At The Westbank Practice, we think it is important to be research active and from time to time, your GP may invite to take part in a particular clinical trial; we will never give your details to a research team without your specific written consent. There are rigorous processes in place, including a review by an NHS Research Ethics Committee, to protect the rights, dignity, safety and wellbeing of participants in research. Over 24,000 patients and healthy members of the public take part in clinical research in the South West of England.
Clinical trials are research studies in which people help test treatments or approaches to prevention or diagnosis of health conditions to evaluate whether they are safe and effective. Each trial is designed to keep risk to a minimum. Clinical trials are one stage of long and thorough health research. Trials are carried out in carefully planned phases, allowing researchers to ask and answer questions in a way to provide reliable information in the best interests of the participants. Trials are an important part of the process the NHS goes through in making decisions about which approaches to prevent, diagnose or treat conditions should be made available to the public.
Research study participants say benefits of taking part include:
We are frequently asked about trials looking into dementia and would recommend www.joindementiaresearch.nihr.ac.uk as an excellent resource. To find out what clinical research studies are running nationally, www.ukctg.nihr.ac.uk shows the database held by the National Institute for Health Research (NIHR) which is the research arm of the NHS and allows you to search a whole range of conditions. At the Practice, information about local studies are posted on the waiting room screen (paper copy in folder) or where suitable, you may receive a personal invitation from your doctor.
"What is the purpose of the study? Educational programs directed at either children or the parents of those with atopic eczema (AE) have demonstrated a positive effect on the severity of the condition, though virtually all interventions have been given by health professionals and have specifically targeted the parents. Smart phone “apps” offer the possibility of delivering educational advice directly to either children or the parents of those with AE. In this study, we are asking you to download a smartphone app called Emollizoo, in which a zookeeper uses emollients to treat animals with eczema.
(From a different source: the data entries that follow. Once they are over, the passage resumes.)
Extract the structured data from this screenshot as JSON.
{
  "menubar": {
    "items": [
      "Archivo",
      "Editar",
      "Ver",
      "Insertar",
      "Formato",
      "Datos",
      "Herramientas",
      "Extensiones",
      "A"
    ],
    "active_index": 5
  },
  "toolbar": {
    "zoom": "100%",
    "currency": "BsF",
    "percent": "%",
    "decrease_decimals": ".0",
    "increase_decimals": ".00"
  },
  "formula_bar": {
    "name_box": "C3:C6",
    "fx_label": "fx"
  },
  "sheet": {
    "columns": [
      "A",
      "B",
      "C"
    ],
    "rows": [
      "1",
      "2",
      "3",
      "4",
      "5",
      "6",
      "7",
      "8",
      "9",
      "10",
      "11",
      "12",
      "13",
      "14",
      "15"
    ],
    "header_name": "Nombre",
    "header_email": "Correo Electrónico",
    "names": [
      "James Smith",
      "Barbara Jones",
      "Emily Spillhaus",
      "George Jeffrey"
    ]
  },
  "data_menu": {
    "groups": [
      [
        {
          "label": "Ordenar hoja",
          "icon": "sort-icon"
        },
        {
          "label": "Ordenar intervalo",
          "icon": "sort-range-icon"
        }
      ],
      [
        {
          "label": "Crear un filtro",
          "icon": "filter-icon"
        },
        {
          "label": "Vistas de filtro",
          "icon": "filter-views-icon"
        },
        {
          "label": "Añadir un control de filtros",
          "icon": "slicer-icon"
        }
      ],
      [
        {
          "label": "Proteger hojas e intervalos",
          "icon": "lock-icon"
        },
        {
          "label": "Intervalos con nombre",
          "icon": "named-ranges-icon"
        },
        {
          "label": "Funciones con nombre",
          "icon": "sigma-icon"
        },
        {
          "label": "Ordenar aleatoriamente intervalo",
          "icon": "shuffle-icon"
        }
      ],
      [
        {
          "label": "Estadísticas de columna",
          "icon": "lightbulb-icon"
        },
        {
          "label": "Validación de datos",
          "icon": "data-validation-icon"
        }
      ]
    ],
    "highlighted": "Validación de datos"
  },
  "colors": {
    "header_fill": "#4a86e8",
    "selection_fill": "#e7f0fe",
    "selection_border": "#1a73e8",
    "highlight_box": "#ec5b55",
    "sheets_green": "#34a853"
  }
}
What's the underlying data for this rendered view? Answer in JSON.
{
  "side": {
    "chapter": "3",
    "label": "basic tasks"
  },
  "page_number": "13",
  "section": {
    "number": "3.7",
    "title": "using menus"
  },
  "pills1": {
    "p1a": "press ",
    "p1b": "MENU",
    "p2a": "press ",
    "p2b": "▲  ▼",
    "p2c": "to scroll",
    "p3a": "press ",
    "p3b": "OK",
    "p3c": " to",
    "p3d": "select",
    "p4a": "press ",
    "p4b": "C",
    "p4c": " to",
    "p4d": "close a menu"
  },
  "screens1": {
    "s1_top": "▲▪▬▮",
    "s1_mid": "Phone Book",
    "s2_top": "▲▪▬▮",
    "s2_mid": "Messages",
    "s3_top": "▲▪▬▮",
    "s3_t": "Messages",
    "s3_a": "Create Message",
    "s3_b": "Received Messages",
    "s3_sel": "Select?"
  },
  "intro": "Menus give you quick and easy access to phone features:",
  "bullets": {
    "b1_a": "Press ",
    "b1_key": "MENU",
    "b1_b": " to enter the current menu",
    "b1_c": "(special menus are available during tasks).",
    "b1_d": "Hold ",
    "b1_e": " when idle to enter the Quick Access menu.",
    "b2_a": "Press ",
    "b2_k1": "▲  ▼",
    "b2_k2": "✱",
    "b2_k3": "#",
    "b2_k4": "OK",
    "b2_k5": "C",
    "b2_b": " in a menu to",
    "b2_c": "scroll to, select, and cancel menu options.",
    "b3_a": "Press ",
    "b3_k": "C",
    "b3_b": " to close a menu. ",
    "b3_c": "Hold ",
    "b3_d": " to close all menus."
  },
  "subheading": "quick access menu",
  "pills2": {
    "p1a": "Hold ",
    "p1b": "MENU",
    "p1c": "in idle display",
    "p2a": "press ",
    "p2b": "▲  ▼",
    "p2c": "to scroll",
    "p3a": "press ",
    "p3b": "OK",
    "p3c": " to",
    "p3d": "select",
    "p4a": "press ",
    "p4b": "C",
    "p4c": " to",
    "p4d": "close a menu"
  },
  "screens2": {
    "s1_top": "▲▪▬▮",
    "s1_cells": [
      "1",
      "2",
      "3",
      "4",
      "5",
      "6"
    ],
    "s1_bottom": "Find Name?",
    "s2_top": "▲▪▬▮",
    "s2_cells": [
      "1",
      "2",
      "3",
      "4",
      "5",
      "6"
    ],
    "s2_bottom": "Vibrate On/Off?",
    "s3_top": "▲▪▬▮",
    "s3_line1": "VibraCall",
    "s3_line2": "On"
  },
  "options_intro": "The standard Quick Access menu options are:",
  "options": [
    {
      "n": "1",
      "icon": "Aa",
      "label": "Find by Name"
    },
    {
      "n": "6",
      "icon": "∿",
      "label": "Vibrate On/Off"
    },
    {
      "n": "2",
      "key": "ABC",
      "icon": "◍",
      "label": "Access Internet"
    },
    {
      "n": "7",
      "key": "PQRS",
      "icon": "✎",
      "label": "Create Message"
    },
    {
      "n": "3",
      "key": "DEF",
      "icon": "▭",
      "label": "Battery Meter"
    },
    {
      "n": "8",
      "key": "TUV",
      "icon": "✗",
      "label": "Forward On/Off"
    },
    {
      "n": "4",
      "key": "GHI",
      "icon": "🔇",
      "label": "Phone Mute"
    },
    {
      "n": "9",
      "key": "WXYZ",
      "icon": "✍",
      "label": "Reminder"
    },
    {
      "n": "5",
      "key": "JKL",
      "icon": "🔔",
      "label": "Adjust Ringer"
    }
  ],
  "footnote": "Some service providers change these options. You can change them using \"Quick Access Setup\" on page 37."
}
It is hoped that by using the app, both you and your child will have a better understanding of how to use emollients and this may lead to an improvement in your child’s eczema."